This story originally appeared in the winter 2016 Harker Magazine.
Keith Hirota is Harker’s middle school history department chair, as well as co-principal of the middle school summer program. He counts running an 8-mile race in 52 minutes and earning his B.A. in history and his M.Ed. among his greatest accomplishments, and, along with his wife and son, enjoys his adorable rescue dog, Buddy, who they think is a terrier/corgi mix. Hirota was born in Pennsylvania, but had the good fortune to grow up in Hawaii, an experience that clearly contributes to who he is today. He reflects on what Hawaii means to him and some great advice he’s always tried to follow.
What makes you feel like a kid again?
Visiting Hilo and doing the activities with my son that I did when I was a child, like body surfing and boogie boarding at Hapuna Beach, dining at the local hole-in-the-wall restaurants and jumping into freshwater ponds from a 10-foot waterfall.
What do you love most about your life?
Living each day surrounded by positive, kind and thoughtful students and colleagues.
What is the best piece of advice you’ve ever gotten?
My first job was in high school, bagging groceries at the market. My uncle told me, “Remember, there’s always something to do. If you’re not bagging groceries, pick up a broom or straighten out some shelves … always find something to do.”
For what in your life do you feel most grateful?
Having been raised by my grandmother, aunts and uncles.
What helps you persevere when you feel like giving up?
My judo and wrestling coaches instilled in us that quitting is the “easy” way out.
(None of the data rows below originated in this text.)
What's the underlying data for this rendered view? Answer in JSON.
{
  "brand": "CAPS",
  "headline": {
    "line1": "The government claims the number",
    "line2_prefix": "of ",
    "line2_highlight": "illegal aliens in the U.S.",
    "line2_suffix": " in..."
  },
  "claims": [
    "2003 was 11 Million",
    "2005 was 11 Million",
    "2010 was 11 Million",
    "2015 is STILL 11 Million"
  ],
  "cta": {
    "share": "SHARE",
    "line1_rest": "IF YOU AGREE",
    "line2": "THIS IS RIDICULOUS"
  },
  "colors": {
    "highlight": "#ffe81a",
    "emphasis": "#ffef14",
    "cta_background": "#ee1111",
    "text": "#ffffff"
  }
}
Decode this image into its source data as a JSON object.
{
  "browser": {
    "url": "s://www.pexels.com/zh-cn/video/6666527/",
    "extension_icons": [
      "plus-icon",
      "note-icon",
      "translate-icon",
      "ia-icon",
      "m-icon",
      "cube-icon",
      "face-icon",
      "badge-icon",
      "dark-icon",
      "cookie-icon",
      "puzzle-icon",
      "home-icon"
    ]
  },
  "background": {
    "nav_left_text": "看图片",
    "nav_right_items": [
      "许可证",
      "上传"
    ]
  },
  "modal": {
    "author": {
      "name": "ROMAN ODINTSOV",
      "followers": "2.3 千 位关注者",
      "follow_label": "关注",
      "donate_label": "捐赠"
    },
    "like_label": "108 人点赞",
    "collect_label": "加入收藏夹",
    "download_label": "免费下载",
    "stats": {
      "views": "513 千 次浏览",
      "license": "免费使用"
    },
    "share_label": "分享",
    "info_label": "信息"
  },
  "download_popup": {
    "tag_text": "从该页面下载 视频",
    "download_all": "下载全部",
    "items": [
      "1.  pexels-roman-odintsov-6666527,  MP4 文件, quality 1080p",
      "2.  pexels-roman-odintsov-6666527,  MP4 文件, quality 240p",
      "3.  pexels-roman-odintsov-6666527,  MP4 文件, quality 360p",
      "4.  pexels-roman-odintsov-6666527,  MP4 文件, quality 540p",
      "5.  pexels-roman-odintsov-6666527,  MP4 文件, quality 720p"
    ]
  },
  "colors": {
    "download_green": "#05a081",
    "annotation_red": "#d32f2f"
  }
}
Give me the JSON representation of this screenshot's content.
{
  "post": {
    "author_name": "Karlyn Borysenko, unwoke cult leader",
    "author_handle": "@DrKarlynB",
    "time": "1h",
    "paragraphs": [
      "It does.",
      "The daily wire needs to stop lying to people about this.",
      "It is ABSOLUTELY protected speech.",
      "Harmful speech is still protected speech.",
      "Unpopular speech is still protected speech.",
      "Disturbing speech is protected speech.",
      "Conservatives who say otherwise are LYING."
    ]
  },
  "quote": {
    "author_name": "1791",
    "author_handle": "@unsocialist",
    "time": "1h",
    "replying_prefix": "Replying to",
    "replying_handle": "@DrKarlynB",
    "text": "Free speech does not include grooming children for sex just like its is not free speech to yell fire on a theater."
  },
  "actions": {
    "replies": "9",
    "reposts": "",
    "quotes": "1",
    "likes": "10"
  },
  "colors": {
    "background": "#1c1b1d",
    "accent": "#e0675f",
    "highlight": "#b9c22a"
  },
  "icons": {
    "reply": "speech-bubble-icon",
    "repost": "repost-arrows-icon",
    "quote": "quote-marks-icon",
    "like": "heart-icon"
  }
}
When did you first really feel like an adult?
Surrounded by middle schoolers, I have yet to cross that road.